*Work instruction*. Your result should be every line of the records below that contains the word "label".

Web page and app entries:
════════════════════
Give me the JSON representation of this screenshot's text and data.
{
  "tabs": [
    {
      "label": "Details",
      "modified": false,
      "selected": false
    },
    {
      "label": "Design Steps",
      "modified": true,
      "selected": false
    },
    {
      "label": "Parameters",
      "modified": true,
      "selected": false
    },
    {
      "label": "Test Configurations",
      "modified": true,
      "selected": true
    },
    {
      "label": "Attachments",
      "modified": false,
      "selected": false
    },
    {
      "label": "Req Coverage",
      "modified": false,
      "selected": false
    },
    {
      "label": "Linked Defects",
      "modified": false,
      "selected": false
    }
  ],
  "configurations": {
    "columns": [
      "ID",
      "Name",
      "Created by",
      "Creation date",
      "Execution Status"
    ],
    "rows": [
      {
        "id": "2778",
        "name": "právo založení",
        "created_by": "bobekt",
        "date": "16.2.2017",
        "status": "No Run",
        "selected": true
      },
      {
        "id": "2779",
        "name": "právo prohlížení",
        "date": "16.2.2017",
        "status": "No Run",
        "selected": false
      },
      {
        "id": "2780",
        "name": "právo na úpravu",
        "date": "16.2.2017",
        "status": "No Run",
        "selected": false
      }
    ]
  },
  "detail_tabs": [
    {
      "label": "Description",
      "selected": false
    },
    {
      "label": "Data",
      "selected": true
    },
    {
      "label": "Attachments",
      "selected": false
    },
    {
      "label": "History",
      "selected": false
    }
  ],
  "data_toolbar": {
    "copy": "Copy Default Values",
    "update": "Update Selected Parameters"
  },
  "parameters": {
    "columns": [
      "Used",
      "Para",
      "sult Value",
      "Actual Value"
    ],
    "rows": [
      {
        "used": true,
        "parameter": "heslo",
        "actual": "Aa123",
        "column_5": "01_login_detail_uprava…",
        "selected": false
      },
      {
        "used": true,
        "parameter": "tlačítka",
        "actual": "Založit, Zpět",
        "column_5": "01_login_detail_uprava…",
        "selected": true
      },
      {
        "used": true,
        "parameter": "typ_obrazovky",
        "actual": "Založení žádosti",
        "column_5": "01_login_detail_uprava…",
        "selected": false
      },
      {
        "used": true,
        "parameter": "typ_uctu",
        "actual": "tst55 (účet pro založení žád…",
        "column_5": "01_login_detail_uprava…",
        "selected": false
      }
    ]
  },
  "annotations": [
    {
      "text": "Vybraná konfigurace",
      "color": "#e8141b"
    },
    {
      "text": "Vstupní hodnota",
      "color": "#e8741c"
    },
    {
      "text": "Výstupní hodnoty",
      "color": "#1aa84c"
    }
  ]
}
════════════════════
*Output for this task*.
      "label": "Details",
      "label": "Design Steps",
      "label": "Parameters",
      "label": "Test Configurations",
      "label": "Attachments",
      "label": "Req Coverage",
      "label": "Linked Defects",
      "label": "Description",
      "label": "Data",
      "label": "Attachments",
      "label": "History",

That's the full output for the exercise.